● **PROVIDED ENTRIES**:
- Opening Delimiter -

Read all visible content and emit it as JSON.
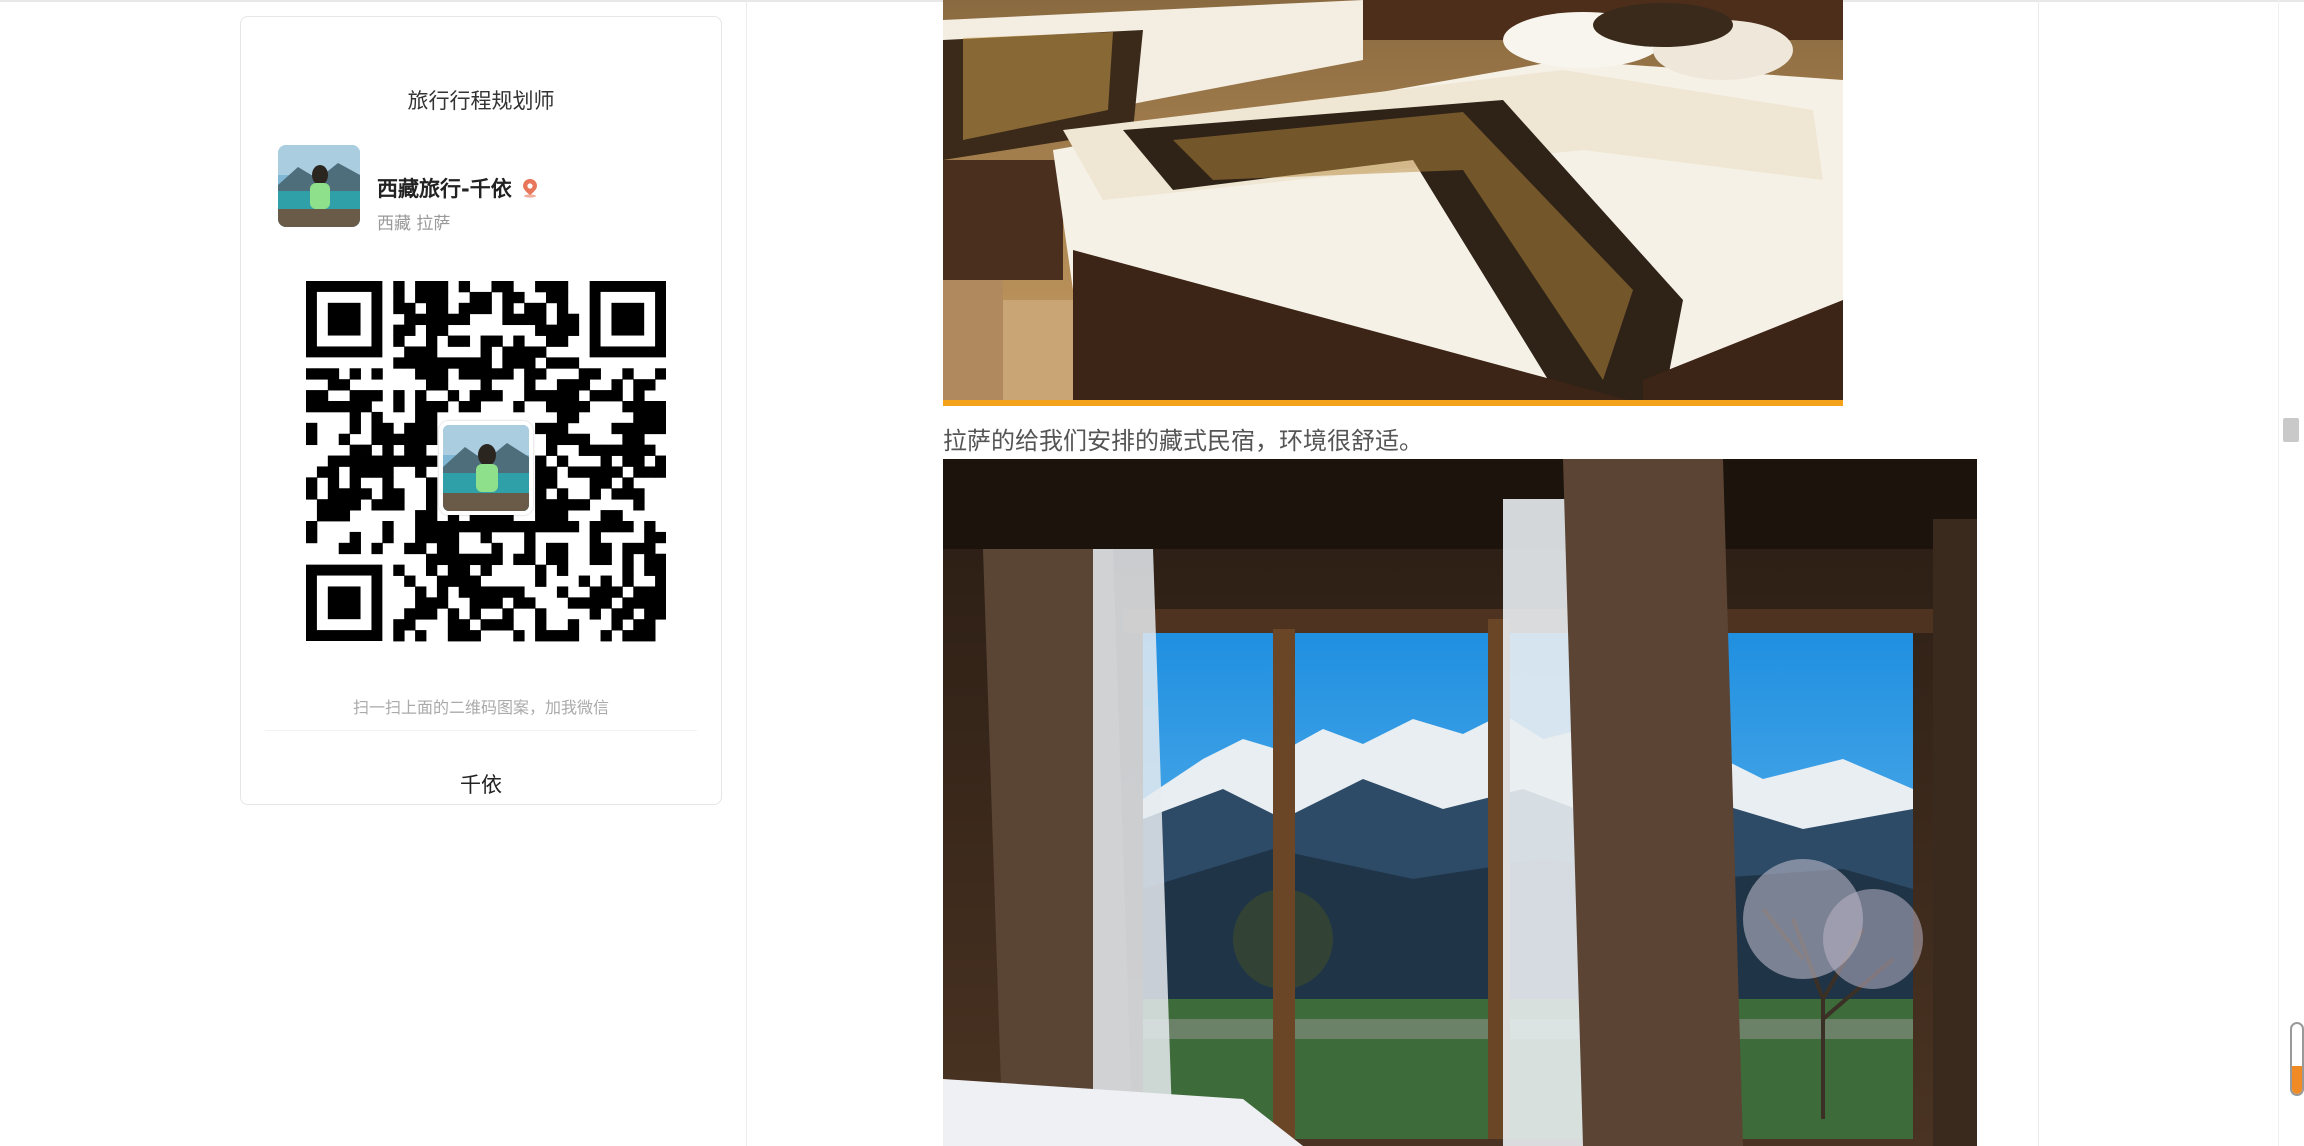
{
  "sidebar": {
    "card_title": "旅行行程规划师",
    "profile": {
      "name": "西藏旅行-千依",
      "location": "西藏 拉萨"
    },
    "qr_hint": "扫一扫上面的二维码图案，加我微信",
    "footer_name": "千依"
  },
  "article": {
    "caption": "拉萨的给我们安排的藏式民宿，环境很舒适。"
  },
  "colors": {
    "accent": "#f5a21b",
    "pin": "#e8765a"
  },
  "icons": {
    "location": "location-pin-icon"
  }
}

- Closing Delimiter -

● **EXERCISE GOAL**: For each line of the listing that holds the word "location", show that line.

● **RESULT**:
      "location": "西藏 拉萨"
    "location": "location-pin-icon"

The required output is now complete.